I’m a plant ecophysiologist with extensive international experience, a track record of scientific productivity and grant capture. One of my strengths is interdisciplinary research on the interface between basic and applied plant sciences. Research focuses on the exploitation of various species of Lemnaceae (duckweed) for toxicological research, for phytoremediation, and as a useful, native, source of high value protein. This involves detailed analysis of growth and photosynthesis under controlled or outdoor conditions, selection of optimised Lemnaceae strains, monitoring of water quality aspects, and optimisation of biomass production. A second research area is the analysis of plant UV-B responses, including elucidating the role of natural UV-doses in plant acclimation, and the exploitation of UV-effects in protected horticulture. I chaired the European UV4Growth network (2010-2014; 315 members in 29 countries), and subsequently led the international association of plant UV-research, UV4Plants , in the period 2014-2016.
My initial academic training was at the Agricultural University of Wageningen , in The Netherlands, where I studied horticultural sciences. This was followed by PhD-studies at the Weizmann Institute of Science in Rehovot, Israel, under the supervision of Prof Marvin Edelman . My PhD was entitled “Light driven degradation of photosystem-II reaction centre proteins, mechanism and environmental relevance”, and I was awarded my doctorate in 1994.

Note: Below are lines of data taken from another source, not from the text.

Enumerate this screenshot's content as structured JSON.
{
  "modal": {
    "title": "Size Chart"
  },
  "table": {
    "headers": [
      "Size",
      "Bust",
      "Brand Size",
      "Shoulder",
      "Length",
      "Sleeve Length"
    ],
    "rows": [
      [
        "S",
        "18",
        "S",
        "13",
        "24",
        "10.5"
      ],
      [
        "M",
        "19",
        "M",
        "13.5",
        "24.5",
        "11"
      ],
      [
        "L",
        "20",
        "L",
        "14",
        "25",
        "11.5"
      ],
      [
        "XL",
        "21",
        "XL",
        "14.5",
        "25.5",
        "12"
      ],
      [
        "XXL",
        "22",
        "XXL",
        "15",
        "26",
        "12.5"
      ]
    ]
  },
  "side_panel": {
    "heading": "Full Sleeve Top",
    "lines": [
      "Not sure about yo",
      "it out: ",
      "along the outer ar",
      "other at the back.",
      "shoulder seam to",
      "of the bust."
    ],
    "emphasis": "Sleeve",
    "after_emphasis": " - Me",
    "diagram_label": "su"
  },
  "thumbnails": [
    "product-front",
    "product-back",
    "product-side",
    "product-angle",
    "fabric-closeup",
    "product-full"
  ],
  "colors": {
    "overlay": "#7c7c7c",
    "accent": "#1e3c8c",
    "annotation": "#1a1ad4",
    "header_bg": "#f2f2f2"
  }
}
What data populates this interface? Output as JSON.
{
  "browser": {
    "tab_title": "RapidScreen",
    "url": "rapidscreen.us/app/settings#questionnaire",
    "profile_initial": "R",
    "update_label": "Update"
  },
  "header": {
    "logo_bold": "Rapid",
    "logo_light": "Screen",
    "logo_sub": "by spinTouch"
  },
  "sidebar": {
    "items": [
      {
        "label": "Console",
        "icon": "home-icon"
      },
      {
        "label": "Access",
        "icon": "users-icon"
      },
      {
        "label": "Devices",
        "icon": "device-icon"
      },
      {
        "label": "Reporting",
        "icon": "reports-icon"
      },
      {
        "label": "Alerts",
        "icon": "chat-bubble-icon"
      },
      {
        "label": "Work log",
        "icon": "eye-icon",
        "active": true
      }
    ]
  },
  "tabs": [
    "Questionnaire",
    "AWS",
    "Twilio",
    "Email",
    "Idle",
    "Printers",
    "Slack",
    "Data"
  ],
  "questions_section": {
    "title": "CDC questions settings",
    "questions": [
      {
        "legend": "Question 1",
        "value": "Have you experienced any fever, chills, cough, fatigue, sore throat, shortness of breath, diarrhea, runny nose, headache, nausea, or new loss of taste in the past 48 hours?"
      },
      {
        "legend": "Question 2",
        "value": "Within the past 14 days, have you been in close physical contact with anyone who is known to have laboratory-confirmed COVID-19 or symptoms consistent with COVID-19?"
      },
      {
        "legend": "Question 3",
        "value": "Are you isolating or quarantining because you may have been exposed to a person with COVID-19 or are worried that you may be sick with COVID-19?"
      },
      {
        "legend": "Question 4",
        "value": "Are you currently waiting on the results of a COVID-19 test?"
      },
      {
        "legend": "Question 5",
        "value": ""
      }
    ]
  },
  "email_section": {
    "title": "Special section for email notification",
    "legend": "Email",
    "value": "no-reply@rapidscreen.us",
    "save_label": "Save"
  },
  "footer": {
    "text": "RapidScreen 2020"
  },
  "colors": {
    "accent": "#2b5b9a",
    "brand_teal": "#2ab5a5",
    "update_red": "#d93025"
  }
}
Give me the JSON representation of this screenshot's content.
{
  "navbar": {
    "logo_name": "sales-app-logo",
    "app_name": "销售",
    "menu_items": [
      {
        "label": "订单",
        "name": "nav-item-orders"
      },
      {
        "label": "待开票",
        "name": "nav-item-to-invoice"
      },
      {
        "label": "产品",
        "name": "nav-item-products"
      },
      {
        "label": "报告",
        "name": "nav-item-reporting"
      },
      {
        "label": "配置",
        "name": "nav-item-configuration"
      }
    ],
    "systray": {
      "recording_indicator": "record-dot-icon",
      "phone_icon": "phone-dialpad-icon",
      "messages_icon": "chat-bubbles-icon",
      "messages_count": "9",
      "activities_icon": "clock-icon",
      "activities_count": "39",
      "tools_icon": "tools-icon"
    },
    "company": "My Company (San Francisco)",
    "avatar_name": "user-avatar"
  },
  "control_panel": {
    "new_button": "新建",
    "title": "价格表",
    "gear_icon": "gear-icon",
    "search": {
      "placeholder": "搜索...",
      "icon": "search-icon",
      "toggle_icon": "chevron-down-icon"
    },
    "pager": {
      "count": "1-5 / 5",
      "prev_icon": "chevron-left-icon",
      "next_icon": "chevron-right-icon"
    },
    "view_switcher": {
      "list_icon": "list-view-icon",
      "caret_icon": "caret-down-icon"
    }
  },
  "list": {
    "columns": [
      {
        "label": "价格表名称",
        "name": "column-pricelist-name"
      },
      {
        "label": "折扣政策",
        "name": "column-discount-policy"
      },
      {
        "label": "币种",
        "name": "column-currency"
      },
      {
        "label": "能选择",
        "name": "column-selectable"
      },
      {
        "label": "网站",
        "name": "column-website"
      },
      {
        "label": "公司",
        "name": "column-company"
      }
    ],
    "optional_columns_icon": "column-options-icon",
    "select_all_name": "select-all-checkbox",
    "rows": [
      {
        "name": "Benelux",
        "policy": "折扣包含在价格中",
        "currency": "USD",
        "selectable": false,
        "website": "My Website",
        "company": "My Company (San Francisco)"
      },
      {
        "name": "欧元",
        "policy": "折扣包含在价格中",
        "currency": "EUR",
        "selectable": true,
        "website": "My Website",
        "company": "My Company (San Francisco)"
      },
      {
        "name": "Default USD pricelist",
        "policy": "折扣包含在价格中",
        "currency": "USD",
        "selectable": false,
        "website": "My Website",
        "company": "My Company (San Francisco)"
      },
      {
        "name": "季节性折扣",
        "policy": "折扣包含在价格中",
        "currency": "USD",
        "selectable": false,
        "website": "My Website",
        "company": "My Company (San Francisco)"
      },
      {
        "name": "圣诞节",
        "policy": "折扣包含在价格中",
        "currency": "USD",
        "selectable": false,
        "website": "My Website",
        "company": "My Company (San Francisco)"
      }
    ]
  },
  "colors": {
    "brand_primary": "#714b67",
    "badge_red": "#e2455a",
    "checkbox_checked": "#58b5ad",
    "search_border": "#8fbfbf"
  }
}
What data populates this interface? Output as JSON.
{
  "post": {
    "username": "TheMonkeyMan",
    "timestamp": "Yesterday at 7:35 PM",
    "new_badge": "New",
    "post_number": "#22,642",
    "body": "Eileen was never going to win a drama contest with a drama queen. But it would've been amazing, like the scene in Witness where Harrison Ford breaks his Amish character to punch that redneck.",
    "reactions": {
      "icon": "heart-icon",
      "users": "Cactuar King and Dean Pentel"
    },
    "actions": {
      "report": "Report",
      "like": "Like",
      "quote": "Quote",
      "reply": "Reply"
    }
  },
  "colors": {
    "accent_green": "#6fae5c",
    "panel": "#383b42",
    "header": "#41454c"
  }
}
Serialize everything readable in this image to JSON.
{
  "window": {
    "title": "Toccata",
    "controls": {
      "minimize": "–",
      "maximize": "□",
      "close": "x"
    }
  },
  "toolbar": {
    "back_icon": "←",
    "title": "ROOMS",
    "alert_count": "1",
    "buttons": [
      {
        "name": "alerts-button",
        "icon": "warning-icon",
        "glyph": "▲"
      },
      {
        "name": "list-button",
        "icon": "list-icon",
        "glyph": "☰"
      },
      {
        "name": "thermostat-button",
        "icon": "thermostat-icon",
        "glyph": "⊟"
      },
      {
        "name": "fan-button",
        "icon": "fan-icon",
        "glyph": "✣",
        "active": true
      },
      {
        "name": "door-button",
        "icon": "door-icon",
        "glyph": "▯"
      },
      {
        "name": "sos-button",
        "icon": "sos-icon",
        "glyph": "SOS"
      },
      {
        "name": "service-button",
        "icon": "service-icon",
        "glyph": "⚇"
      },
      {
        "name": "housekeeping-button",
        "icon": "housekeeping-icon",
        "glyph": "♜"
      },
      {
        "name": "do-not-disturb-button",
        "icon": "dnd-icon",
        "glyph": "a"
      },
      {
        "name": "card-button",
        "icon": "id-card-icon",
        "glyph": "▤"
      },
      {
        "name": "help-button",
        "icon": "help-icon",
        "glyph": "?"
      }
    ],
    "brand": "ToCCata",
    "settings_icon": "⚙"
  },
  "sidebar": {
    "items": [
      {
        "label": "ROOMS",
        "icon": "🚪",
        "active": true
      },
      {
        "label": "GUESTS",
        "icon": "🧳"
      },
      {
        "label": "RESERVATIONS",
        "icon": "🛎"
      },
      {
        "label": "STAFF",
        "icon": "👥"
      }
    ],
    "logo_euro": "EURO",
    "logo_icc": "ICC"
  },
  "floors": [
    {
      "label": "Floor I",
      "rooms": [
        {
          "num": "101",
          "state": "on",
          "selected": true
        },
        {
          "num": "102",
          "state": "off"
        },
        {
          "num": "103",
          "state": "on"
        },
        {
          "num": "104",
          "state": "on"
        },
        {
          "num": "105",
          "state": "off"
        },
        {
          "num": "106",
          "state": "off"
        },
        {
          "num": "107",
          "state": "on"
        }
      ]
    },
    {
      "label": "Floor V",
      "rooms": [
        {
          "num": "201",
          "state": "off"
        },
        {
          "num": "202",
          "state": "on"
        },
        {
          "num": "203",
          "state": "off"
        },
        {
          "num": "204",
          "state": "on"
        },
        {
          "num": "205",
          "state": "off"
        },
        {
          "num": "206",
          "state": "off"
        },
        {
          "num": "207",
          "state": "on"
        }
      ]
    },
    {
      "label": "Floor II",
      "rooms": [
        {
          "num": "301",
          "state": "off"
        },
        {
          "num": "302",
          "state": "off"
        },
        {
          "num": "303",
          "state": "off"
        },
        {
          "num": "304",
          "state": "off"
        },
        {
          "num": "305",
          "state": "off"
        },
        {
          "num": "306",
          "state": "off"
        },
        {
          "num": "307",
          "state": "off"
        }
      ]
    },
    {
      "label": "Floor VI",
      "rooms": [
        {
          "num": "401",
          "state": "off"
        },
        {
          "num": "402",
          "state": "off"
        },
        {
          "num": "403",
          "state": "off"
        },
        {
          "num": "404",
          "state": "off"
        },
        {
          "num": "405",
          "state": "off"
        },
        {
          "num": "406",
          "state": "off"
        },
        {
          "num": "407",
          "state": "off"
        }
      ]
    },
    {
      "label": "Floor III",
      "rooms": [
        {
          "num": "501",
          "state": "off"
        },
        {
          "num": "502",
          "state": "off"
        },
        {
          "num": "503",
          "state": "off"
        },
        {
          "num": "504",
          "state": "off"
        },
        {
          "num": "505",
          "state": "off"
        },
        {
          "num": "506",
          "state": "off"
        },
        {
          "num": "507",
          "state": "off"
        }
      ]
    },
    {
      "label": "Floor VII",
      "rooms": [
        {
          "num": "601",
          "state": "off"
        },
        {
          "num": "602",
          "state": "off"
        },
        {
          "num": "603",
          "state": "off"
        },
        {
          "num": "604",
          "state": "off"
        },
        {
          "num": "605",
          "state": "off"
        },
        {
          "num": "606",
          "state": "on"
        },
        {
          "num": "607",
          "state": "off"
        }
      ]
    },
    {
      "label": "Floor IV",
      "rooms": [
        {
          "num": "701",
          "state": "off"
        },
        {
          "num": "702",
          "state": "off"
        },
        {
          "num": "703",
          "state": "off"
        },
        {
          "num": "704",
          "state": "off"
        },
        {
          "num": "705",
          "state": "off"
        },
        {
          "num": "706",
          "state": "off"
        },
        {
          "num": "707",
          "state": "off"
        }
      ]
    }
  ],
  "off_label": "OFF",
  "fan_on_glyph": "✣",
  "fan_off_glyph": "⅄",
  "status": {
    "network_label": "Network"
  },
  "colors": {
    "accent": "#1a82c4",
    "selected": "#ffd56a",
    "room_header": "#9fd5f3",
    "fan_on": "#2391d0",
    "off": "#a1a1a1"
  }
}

Following on from postdoctoral research on the electrophysiology of stomatal guard cells in the laboratory of Prof Mike Blatt at Wye College, University of London, I returned to the Agricultural University of Wageningen on a fellowship by the Netherlands Academy of Sciences (KNAW). In Wageningen, I focused on deleterious effects of UV-radiation on photosynthesis. A third postdoctoral fellowship took me back to the UK, where I worked with Prof Roger Thorneley at the John Innes Centre in Norwich. The focus of our work was on plant peroxidases and their role in plant stress biology. In 2002, I took on a temporary lectureship at the University of Antwerp (Belgium), which resulted in long term fruitful collaborations with Prof Yves Guisez, Prof Els Prinsen, and Dr Geert Potters. I was appointed at University College Cork (Ireland) in 2003, at what was then the Department of Zoology, Ecology and Plant Sciences (ZEPS). Since 2010 I am based in the School of Biological, Earth and Environmental Sciences (BEES) which was created following the merger of ZEPS with the Department of Geology and the Environmental Sciences degree programme. In 2014, I was promoted to Professor.
My full list of publications can be found here.